▸ What needs to be done
Say how many lines below hold the word "Backlight"; give the number by itself.

Top of Data to examine

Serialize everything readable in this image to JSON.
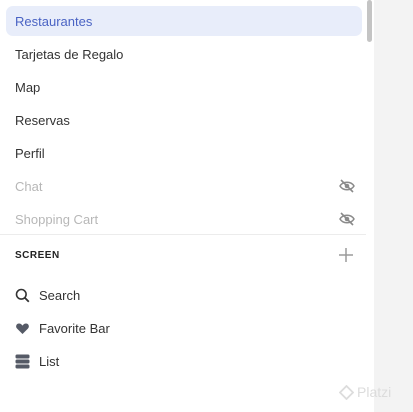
{
  "menu": {
    "items": [
      {
        "label": "Restaurantes",
        "state": "active"
      },
      {
        "label": "Tarjetas de Regalo",
        "state": "normal"
      },
      {
        "label": "Map",
        "state": "normal"
      },
      {
        "label": "Reservas",
        "state": "normal"
      },
      {
        "label": "Perfil",
        "state": "normal"
      },
      {
        "label": "Chat",
        "state": "hidden",
        "icon": "eye-off-icon"
      },
      {
        "label": "Shopping Cart",
        "state": "hidden",
        "icon": "eye-off-icon"
      }
    ]
  },
  "screen_section": {
    "title": "SCREEN",
    "add_icon": "plus-icon",
    "items": [
      {
        "label": "Search",
        "icon": "search-icon"
      },
      {
        "label": "Favorite Bar",
        "icon": "heart-icon"
      },
      {
        "label": "List",
        "icon": "list-icon"
      }
    ]
  },
  "watermark": {
    "text": "Platzi"
  },
  "colors": {
    "active_bg": "#e8edfa",
    "active_text": "#4a63c4",
    "disabled_text": "#b7b7b7"
  }
}
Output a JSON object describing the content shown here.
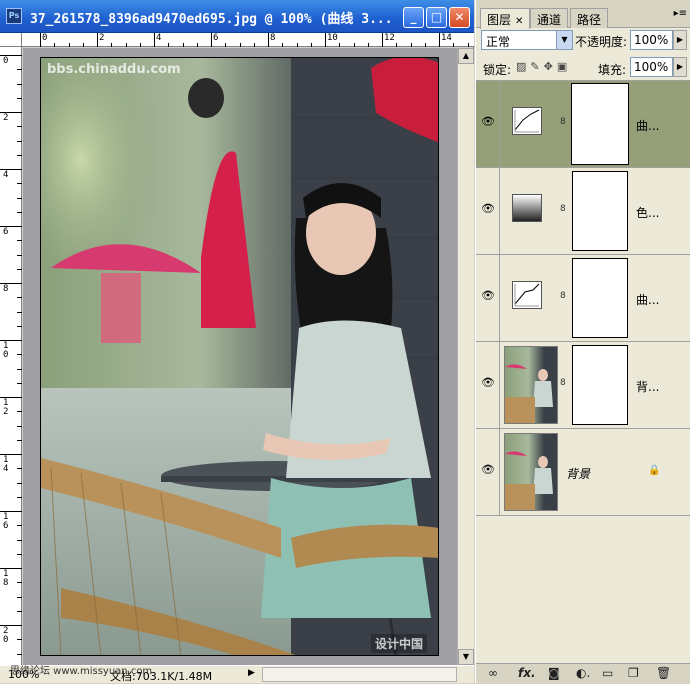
{
  "document": {
    "title": "37_261578_8396ad9470ed695.jpg @ 100% (曲线 3...",
    "app_icon": "Ps",
    "ruler_top_labels": [
      "0",
      "2",
      "4",
      "6",
      "8",
      "10",
      "12",
      "14"
    ],
    "ruler_left_labels": [
      "0",
      "2",
      "4",
      "6",
      "8",
      "10",
      "12",
      "14",
      "16",
      "18",
      "20"
    ],
    "watermark_top": "bbs.chinaddu.com",
    "watermark_bottom": "设计中国",
    "status_zoom": "100%",
    "status_doc": "文档:703.1K/1.48M",
    "credit": "思缘论坛  www.missyuan.com"
  },
  "panel": {
    "tabs": [
      "图层",
      "通道",
      "路径"
    ],
    "tab_close": "✕",
    "blend_mode": "正常",
    "opacity_label": "不透明度:",
    "opacity_value": "100%",
    "lock_label": "锁定:",
    "fill_label": "填充:",
    "fill_value": "100%",
    "layers": [
      {
        "name": "曲...",
        "kind": "curves",
        "selected": true
      },
      {
        "name": "色...",
        "kind": "gradient",
        "selected": false
      },
      {
        "name": "曲...",
        "kind": "curves",
        "selected": false
      },
      {
        "name": "背...",
        "kind": "photo-mask",
        "selected": false
      },
      {
        "name": "背景",
        "kind": "photo",
        "selected": false
      }
    ],
    "bottom_icons": [
      "link-icon",
      "fx-icon",
      "mask-icon",
      "adjustment-icon",
      "folder-icon",
      "new-layer-icon",
      "trash-icon"
    ]
  }
}
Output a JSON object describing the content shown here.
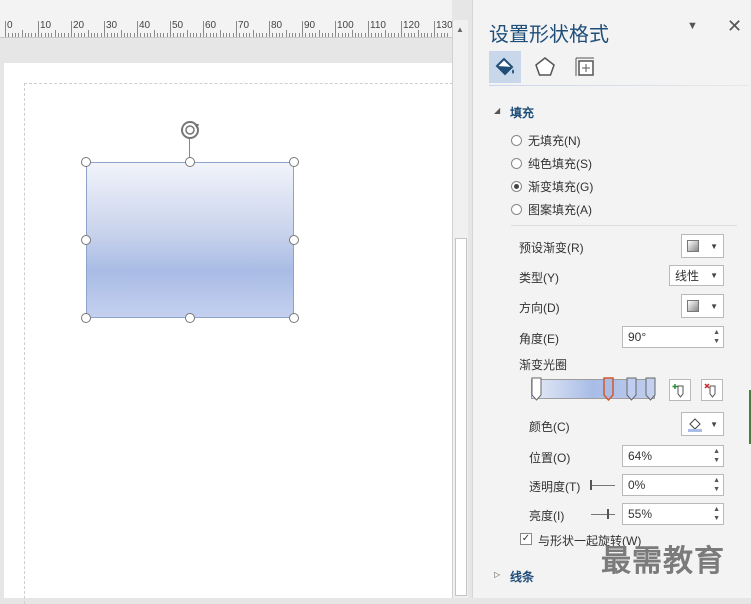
{
  "ruler": {
    "numbers": [
      "0",
      "10",
      "20",
      "30",
      "40",
      "50",
      "60",
      "70",
      "80",
      "90",
      "100",
      "110",
      "120",
      "130"
    ]
  },
  "pane": {
    "title": "设置形状格式",
    "dropdown_icon": "chevron-down-icon",
    "close_icon": "close-icon",
    "tabs": [
      "fill-line-icon",
      "effects-pentagon-icon",
      "size-properties-icon"
    ],
    "fill": {
      "header": "填充",
      "options": [
        {
          "label": "无填充(N)",
          "selected": false
        },
        {
          "label": "纯色填充(S)",
          "selected": false
        },
        {
          "label": "渐变填充(G)",
          "selected": true
        },
        {
          "label": "图案填充(A)",
          "selected": false
        }
      ],
      "preset_label": "预设渐变(R)",
      "type_label": "类型(Y)",
      "type_value": "线性",
      "direction_label": "方向(D)",
      "angle_label": "角度(E)",
      "angle_value": "90°",
      "stops_label": "渐变光圈",
      "color_label": "颜色(C)",
      "position_label": "位置(O)",
      "position_value": "64%",
      "transparency_label": "透明度(T)",
      "transparency_value": "0%",
      "brightness_label": "亮度(I)",
      "brightness_value": "55%",
      "rotate_label": "与形状一起旋转(W)",
      "rotate_checked": true
    },
    "line_header": "线条",
    "watermark": "最需教育"
  },
  "colors": {
    "accent": "#1f4e79",
    "selected_stop": "#d4572a"
  }
}
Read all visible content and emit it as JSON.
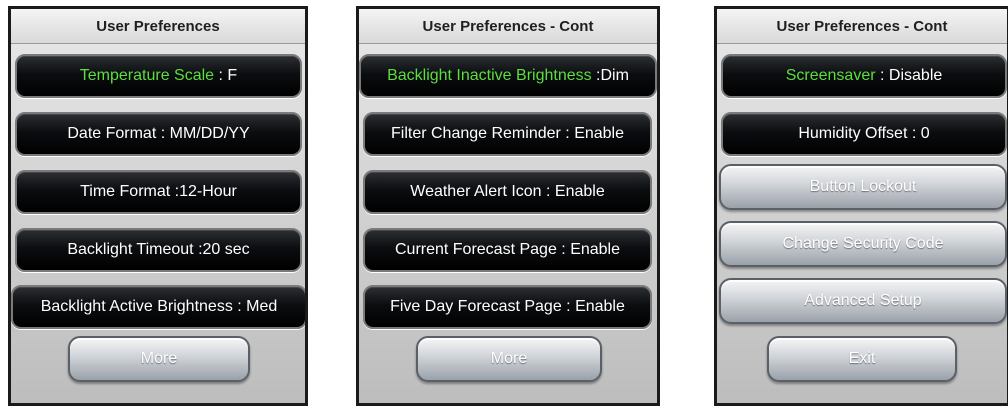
{
  "panels": [
    {
      "title": "User Preferences",
      "rows": [
        {
          "label": "Temperature Scale",
          "sep": " : ",
          "value": "F"
        },
        {
          "label": "Date Format",
          "sep": " : ",
          "value": "MM/DD/YY"
        },
        {
          "label": "Time Format",
          "sep": " :",
          "value": "12-Hour"
        },
        {
          "label": "Backlight Timeout",
          "sep": " :",
          "value": "20 sec"
        },
        {
          "label": "Backlight Active Brightness",
          "sep": " : ",
          "value": "Med"
        }
      ],
      "more_label": "More"
    },
    {
      "title": "User Preferences - Cont",
      "rows": [
        {
          "label": "Backlight Inactive Brightness",
          "sep": " :",
          "value": "Dim"
        },
        {
          "label": "Filter Change Reminder",
          "sep": " : ",
          "value": "Enable"
        },
        {
          "label": "Weather Alert Icon",
          "sep": " : ",
          "value": "Enable"
        },
        {
          "label": "Current Forecast Page",
          "sep": " : ",
          "value": "Enable"
        },
        {
          "label": "Five Day Forecast Page",
          "sep": " : ",
          "value": "Enable"
        }
      ],
      "more_label": "More"
    },
    {
      "title": "User Preferences - Cont",
      "rows": [
        {
          "label": "Screensaver",
          "sep": " : ",
          "value": "Disable"
        },
        {
          "label": "Humidity Offset",
          "sep": " : ",
          "value": "0"
        }
      ],
      "buttons": [
        "Button Lockout",
        "Change Security Code",
        "Advanced Setup"
      ],
      "exit_label": "Exit"
    }
  ],
  "colors": {
    "highlight": "#5cde3c",
    "text": "#ffffff"
  }
}
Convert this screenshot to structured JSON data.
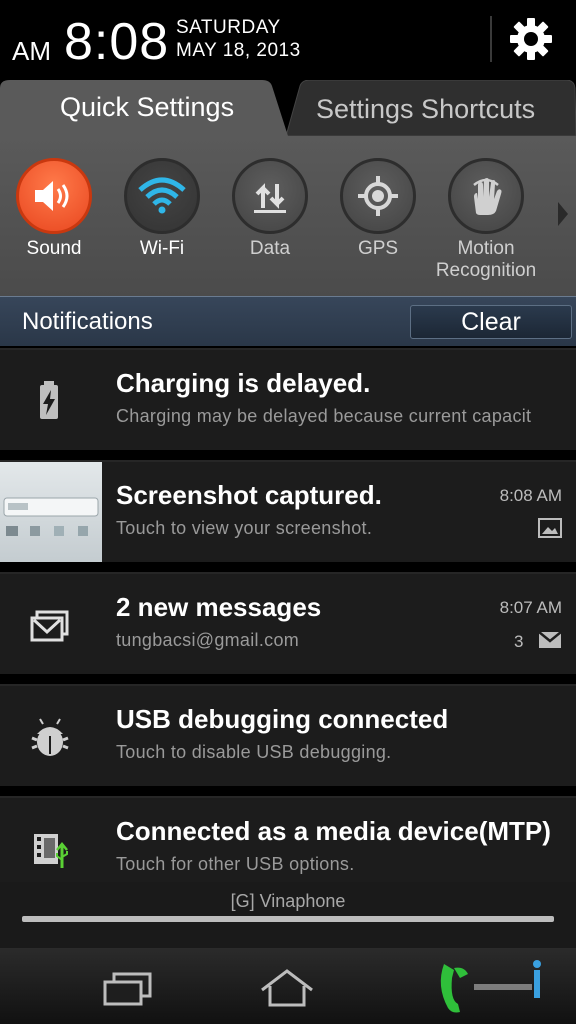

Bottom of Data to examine

▸ Your response
3